The allure of new technology and existing companies dabbling in new technology can be too much for some companies to resist. That has been the case with Amazon's Web Services, known as AWS. A large number of companies, some that should really know better, have come to rely on the AWS EC2, Amazon's server system for data storage. Companies like Foursquare, Pinterest and even Netflix have switched their data storage to the EC2 platform.
One of the problems with new technology is a lack of preparation from the companies that buy into it. This has been the realization of many of Amazon's cloud-server customers. Over the past few months, AWS has experienced a series of failures leaving customers in the dark. Last weekend's failure left all three of the mentioned major companies entirely down. Netflix losing service costs them money each and every time, so this is a pretty massive deal for everyone involved.
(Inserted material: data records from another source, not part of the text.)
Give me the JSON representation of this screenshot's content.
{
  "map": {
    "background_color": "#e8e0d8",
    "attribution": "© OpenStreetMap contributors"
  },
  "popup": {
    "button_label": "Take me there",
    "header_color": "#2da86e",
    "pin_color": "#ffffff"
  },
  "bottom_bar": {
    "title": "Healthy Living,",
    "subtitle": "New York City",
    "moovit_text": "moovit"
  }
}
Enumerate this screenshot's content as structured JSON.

So, what caused the problem that took down the largest user of Internet bandwidth on the planet? Hit the break to find out.
One of the most important things that a server farm needs to focus on is fail-over redundancy. For big players, or even most medium-sized players, this means having at least two servers for every one actually needed. For example, one set of servers in Virginia, and another in Berlin, with one replicating its data to the other constantly. Obviously the need to have them on other continents isn't required, but it does emphasize the point. Data needs to be replicated over large distances to prevent service failure due to regional disasters.
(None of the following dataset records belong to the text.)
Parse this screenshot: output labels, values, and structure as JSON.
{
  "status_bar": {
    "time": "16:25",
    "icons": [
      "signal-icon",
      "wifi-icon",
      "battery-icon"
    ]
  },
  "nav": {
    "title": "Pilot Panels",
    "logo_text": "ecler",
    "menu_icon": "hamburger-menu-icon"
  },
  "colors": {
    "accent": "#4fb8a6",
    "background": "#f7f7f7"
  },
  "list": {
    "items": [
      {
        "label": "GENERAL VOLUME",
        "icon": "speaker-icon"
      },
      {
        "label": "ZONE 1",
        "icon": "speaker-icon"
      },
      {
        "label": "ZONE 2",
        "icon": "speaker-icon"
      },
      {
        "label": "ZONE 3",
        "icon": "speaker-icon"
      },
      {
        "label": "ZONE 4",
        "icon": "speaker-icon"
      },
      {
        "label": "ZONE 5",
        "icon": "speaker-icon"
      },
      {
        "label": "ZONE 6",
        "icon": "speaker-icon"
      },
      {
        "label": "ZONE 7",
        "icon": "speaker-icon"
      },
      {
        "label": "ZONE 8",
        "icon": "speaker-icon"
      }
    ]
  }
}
Amazon, somehow, has managed to attract huge customers seemingly without having this very simple scenario in place. What that means is, when the east coast underwent massive storms last weekend, brought on by Tropical Storm Debbie, and large parts of the region lost power, including our own studios, Amazon's EC2 servers went offline. In a real data center, the backups on the other side of the country, or the world, would kick on in their place and no one would even know of the issue. Instead, what Amazon's customers experienced was a total shutdown of all of their services, meaning massive losses of revenue and possibly lost customers.
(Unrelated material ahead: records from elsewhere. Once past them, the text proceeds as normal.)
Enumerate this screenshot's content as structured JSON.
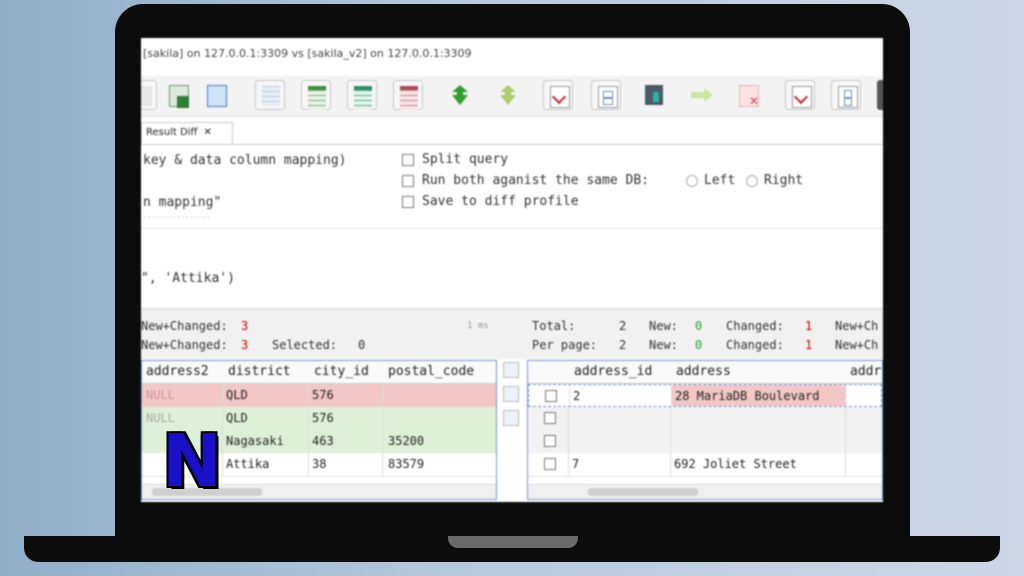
{
  "window": {
    "title": "[sakila] on 127.0.0.1:3309 vs [sakila_v2] on 127.0.0.1:3309"
  },
  "toolbar": {
    "icons": [
      "open-db-icon",
      "excel-export-icon",
      "copy-icon",
      "grid-layout-icon",
      "grid-green-icon",
      "grid-teal-icon",
      "grid-red-icon",
      "sync-down-icon",
      "sync-up-icon",
      "check-document-icon",
      "split-panel-icon",
      "dark-document-icon",
      "arrow-right-icon",
      "cancel-icon",
      "check-list-icon",
      "panel-icon"
    ]
  },
  "tab": {
    "label": "Result Diff",
    "close": "✕"
  },
  "options": {
    "mapping_text": "key & data column mapping)",
    "mapping_text2": "n mapping\"",
    "small_hint": "................",
    "split_query": "Split query",
    "run_both": "Run both aganist the same DB:",
    "left": "Left",
    "right": "Right",
    "save_profile": "Save to diff profile"
  },
  "editor": {
    "line": "\", 'Attika')"
  },
  "stats_left": {
    "line1_label": "New+Changed:",
    "line1_value": "3",
    "line2_label": "New+Changed:",
    "line2_value": "3",
    "selected_label": "Selected:",
    "selected_value": "0",
    "ms": "1 ms"
  },
  "stats_right": {
    "total_label": "Total:",
    "total_value": "2",
    "new_label": "New:",
    "new_value": "0",
    "changed_label": "Changed:",
    "changed_value": "1",
    "newch_label": "New+Ch",
    "perpage_label": "Per page:",
    "perpage_value": "2",
    "new2_label": "New:",
    "new2_value": "0",
    "changed2_label": "Changed:",
    "changed2_value": "1",
    "newch2_label": "New+Ch"
  },
  "grid_left": {
    "columns": [
      "address2",
      "district",
      "city_id",
      "postal_code"
    ],
    "rows": [
      {
        "address2": "NULL",
        "district": "QLD",
        "city_id": "576",
        "postal_code": "",
        "state": "changed"
      },
      {
        "address2": "NULL",
        "district": "QLD",
        "city_id": "576",
        "postal_code": "",
        "state": "new"
      },
      {
        "address2": "",
        "district": "Nagasaki",
        "city_id": "463",
        "postal_code": "35200",
        "state": "new"
      },
      {
        "address2": "",
        "district": "Attika",
        "city_id": "38",
        "postal_code": "83579",
        "state": "same"
      }
    ]
  },
  "grid_right": {
    "columns": [
      "address_id",
      "address",
      "addre"
    ],
    "rows": [
      {
        "address_id": "2",
        "address": "28 MariaDB Boulevard",
        "state": "changed"
      },
      {
        "address_id": "",
        "address": "",
        "state": "empty"
      },
      {
        "address_id": "",
        "address": "",
        "state": "empty"
      },
      {
        "address_id": "7",
        "address": "692 Joliet Street",
        "state": "same"
      }
    ]
  },
  "colors": {
    "changed": "#f4c7c7",
    "new": "#dff0d8",
    "selection": "#7a95d6",
    "logo": "#1a10c8"
  },
  "logo": {
    "letter": "N"
  }
}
Being a data provider myself, I have looked into Amazon's EC2 servers for hosting our own massive amounts of show data, but declined the switch because of the lack of dedication to the platform. Have you also considered AWS and went with someone else, or are you using them now? If so, did you lose service last weekend? Let us know in the comments.